■ **Work instruction**:
Using the data below, count the lines where "icon" appears, and answer with the number alone.

*** Block opens ***

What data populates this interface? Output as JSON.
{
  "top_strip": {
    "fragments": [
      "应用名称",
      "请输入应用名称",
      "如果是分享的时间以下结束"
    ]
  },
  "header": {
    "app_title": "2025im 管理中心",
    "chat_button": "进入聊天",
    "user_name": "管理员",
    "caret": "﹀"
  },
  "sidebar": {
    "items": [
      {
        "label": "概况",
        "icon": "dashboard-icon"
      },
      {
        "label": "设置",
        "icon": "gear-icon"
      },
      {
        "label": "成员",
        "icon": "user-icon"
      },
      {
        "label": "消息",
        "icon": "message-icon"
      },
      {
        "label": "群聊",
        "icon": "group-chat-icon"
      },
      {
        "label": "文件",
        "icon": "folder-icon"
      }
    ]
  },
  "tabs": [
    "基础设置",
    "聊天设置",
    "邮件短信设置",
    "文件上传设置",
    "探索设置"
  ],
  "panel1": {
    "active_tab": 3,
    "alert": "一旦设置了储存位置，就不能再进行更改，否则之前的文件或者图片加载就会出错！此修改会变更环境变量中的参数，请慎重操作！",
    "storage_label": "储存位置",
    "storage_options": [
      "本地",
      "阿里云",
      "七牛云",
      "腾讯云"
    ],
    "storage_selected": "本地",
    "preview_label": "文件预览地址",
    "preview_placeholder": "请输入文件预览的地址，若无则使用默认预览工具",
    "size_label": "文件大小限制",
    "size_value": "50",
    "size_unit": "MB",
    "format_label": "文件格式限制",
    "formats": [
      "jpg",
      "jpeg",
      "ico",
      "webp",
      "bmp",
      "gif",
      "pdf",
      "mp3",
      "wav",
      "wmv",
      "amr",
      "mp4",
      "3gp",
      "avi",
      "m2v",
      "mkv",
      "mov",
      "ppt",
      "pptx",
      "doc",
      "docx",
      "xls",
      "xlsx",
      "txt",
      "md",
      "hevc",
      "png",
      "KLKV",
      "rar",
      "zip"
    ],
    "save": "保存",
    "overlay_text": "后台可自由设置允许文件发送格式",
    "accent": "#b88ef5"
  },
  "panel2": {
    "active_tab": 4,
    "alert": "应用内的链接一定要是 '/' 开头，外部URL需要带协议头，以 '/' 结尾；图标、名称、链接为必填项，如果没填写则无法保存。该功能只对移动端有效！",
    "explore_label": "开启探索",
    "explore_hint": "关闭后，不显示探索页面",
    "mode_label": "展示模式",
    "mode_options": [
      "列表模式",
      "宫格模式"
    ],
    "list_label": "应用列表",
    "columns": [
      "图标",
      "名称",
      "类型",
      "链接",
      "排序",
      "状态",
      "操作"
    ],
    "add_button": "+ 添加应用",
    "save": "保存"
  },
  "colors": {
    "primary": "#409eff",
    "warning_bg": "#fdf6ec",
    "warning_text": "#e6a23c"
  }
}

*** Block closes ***

■ **Exercise response**:
6